Like the Amazon Rainforest, the Congo Basin is known for its incredible biodiversity. Despite its plentiful plant and animal life, poaching and deforestation threaten the area. In this BBC documentary, you can explore the basin’s natural beauty—and meet the people who rely on its resources for their livelihood.
Learn how you can support this endangered place’s ongoing conservation efforts through organizations like Cool Earth and WWF, or donate to the Rainforest Trust’s specific fundraiser to create a bonobo reserve.
With global temperatures rising due to climate change, ice-dependent species could lose their habitat and food sources. Experts also warn that overfishing, specifically of krill—the basis of the Antarctic food chain—could threaten the entire ecosystem.
See Antarctica for yourself—no snowsuit needed—in this stunning video from National Geographic. You can also help support organizations like The Antarctic Wildlife Research Fund, Antarctic and Southern Ocean Coalition, or Antarctic Science Foundation in their efforts to protect this endangered place.

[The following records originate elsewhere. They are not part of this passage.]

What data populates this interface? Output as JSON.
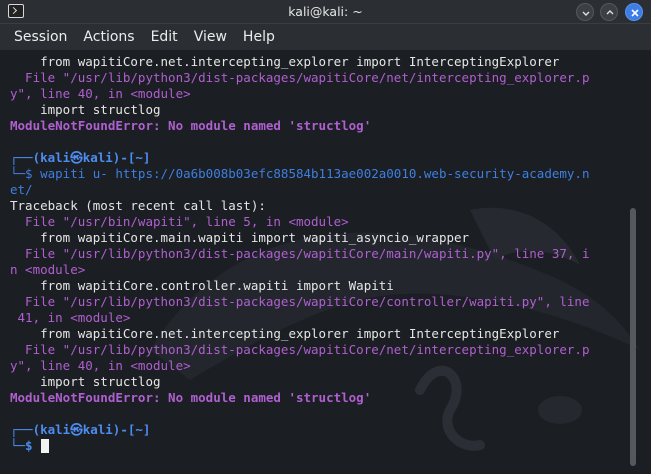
{
  "window": {
    "title": "kali@kali: ~",
    "icon": "terminal-icon",
    "buttons": [
      "minimize-icon",
      "maximize-icon",
      "close-icon"
    ],
    "accent": "#3d7de6"
  },
  "menu": [
    "Session",
    "Actions",
    "Edit",
    "View",
    "Help"
  ],
  "terminal": {
    "lines": [
      "    from wapitiCore.net.intercepting_explorer import InterceptingExplorer",
      "  File \"/usr/lib/python3/dist-packages/wapitiCore/net/intercepting_explorer.p",
      "y\", line 40, in <module>",
      "    import structlog",
      "ModuleNotFoundError: No module named 'structlog'",
      "",
      "┌──(kali㉿kali)-[~]",
      "└─$ wapiti u- https://0a6b008b03efc88584b113ae002a0010.web-security-academy.n",
      "et/",
      "Traceback (most recent call last):",
      "  File \"/usr/bin/wapiti\", line 5, in <module>",
      "    from wapitiCore.main.wapiti import wapiti_asyncio_wrapper",
      "  File \"/usr/lib/python3/dist-packages/wapitiCore/main/wapiti.py\", line 37, i",
      "n <module>",
      "    from wapitiCore.controller.wapiti import Wapiti",
      "  File \"/usr/lib/python3/dist-packages/wapitiCore/controller/wapiti.py\", line",
      " 41, in <module>",
      "    from wapitiCore.net.intercepting_explorer import InterceptingExplorer",
      "  File \"/usr/lib/python3/dist-packages/wapitiCore/net/intercepting_explorer.p",
      "y\", line 40, in <module>",
      "    import structlog",
      "ModuleNotFoundError: No module named 'structlog'",
      "",
      "┌──(kali㉿kali)-[~]",
      "└─$ "
    ],
    "colors": {
      "background": "#1b1e23",
      "text": "#e6e6e6",
      "path": "#b05fd0",
      "prompt": "#3f7fe0"
    }
  }
}
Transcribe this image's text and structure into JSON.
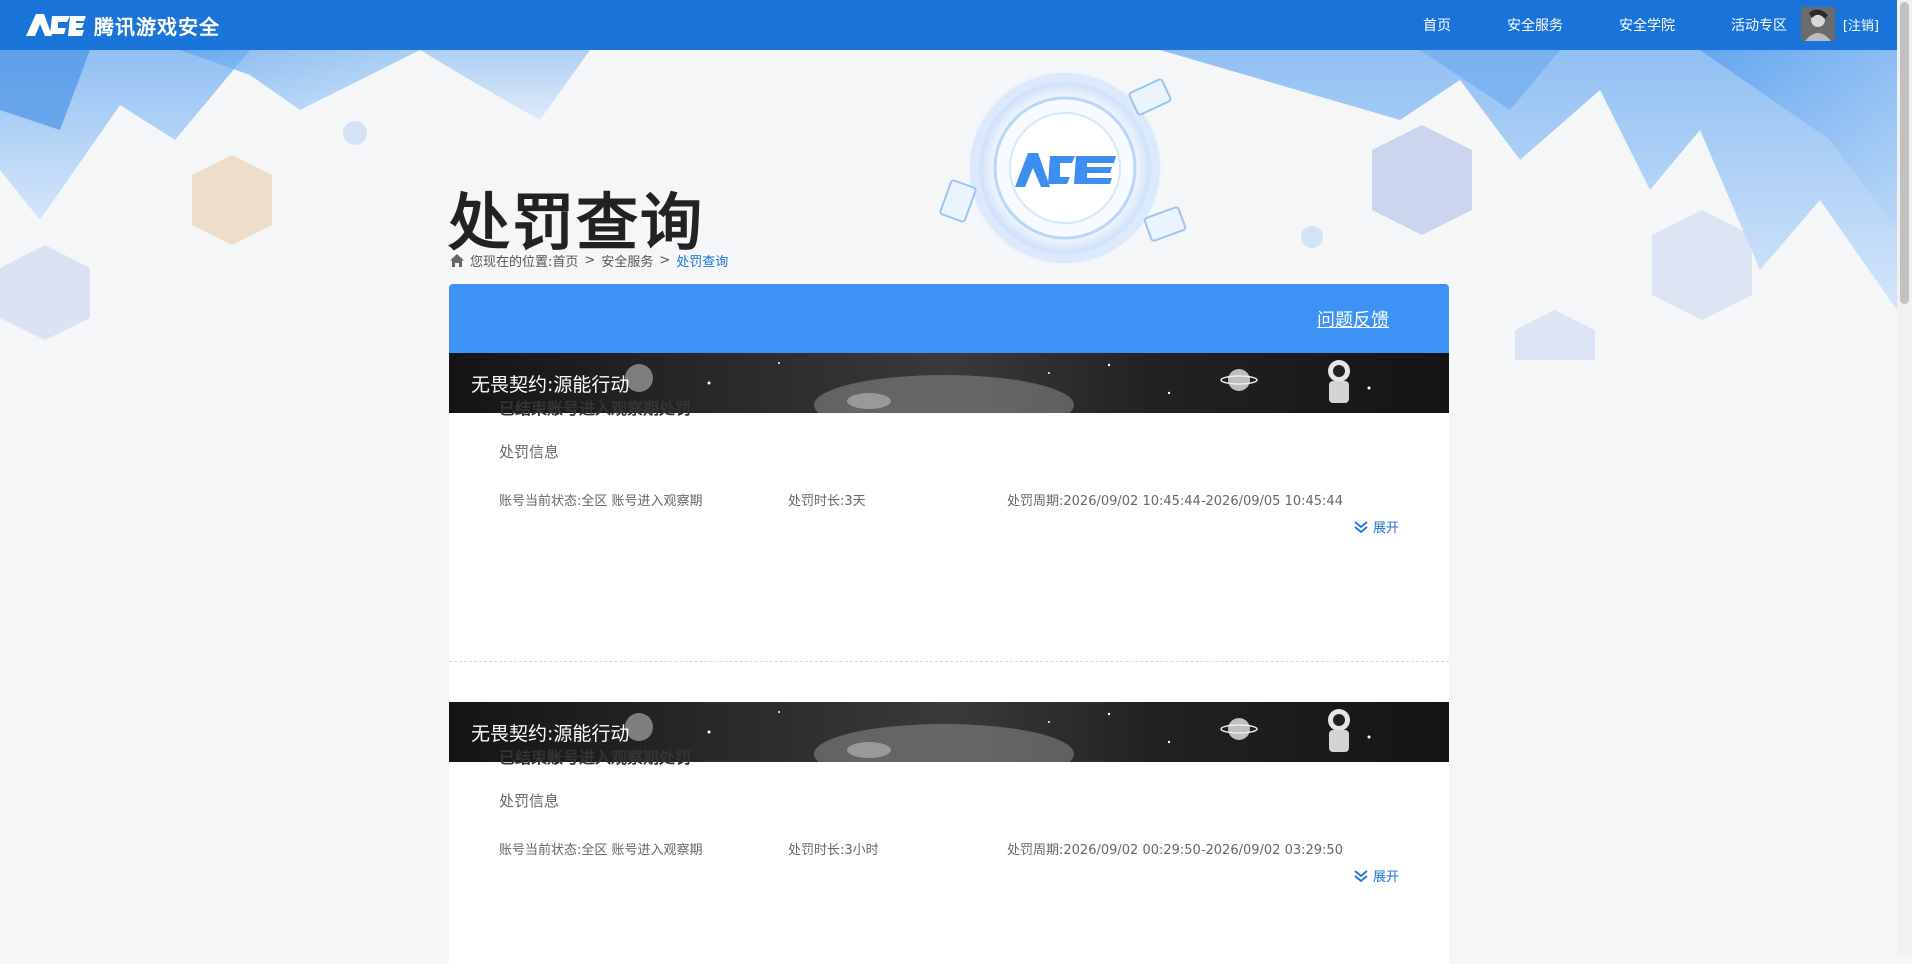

When travel starts back up, remember to keep taking care of our endangered places, too. TripIt’s Carbon Footprint feature shows the carbon emissions for your air travel and provides practical ideas on how to reduce or offset its environmental impact. Our goal is to help you better understand the environmental impact of all of your flights. That’s why we made it easy for you to see, track, and offset your carbon footprint—right in the app.